*Exercise directions*:
The word "username" appears in some lines of the entries. Say how many, and give nothing but the number.

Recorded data
========================================================================

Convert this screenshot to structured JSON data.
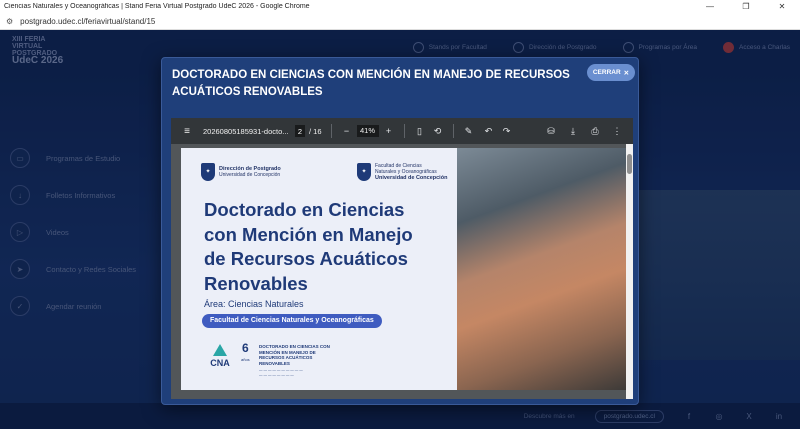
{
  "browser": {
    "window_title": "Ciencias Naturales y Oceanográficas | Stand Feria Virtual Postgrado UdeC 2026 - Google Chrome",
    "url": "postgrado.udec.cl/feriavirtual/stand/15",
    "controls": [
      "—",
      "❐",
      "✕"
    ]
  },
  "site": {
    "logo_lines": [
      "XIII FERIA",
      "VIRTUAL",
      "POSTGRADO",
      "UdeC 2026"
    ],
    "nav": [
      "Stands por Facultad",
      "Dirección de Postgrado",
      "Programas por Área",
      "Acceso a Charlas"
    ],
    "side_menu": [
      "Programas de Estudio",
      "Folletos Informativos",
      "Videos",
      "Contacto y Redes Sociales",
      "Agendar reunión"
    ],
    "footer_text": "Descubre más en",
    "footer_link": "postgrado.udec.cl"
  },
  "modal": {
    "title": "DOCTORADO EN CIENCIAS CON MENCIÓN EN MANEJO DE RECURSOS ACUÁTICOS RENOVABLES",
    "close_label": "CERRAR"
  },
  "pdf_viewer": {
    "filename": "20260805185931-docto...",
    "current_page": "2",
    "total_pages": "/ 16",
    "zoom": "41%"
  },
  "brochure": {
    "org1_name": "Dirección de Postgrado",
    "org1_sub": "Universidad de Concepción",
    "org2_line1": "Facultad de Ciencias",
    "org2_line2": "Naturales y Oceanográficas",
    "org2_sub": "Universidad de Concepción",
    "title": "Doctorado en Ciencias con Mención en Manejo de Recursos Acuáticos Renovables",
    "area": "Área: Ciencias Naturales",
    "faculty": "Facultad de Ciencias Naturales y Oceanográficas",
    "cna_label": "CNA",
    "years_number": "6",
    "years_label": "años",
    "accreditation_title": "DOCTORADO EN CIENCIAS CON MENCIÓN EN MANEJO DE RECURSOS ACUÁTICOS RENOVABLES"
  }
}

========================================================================

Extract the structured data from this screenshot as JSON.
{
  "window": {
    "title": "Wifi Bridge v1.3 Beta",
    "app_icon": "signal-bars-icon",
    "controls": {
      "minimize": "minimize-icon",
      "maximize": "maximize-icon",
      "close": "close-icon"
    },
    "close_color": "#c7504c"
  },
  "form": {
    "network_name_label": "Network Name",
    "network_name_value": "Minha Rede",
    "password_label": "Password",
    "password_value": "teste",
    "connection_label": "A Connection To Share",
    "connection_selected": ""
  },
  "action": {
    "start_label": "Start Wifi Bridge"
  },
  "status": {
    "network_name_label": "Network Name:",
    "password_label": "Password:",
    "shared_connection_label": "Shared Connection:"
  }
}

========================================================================

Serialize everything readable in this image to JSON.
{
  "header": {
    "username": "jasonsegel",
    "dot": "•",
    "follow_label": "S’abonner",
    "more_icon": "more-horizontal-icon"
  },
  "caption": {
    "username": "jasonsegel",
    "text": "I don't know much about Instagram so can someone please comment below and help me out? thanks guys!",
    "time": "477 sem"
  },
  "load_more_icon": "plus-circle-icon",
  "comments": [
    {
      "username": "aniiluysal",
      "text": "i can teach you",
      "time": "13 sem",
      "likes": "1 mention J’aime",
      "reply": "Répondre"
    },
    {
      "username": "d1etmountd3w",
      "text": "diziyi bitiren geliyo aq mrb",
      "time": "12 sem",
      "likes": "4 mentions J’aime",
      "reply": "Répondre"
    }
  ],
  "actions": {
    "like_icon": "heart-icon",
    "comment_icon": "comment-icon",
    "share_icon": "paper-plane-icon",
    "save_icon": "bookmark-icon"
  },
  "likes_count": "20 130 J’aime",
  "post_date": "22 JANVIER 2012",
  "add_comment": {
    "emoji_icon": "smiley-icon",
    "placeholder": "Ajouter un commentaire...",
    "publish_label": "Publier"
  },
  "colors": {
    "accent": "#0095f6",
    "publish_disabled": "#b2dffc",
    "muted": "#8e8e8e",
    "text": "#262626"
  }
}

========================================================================

*Output for this task*:
4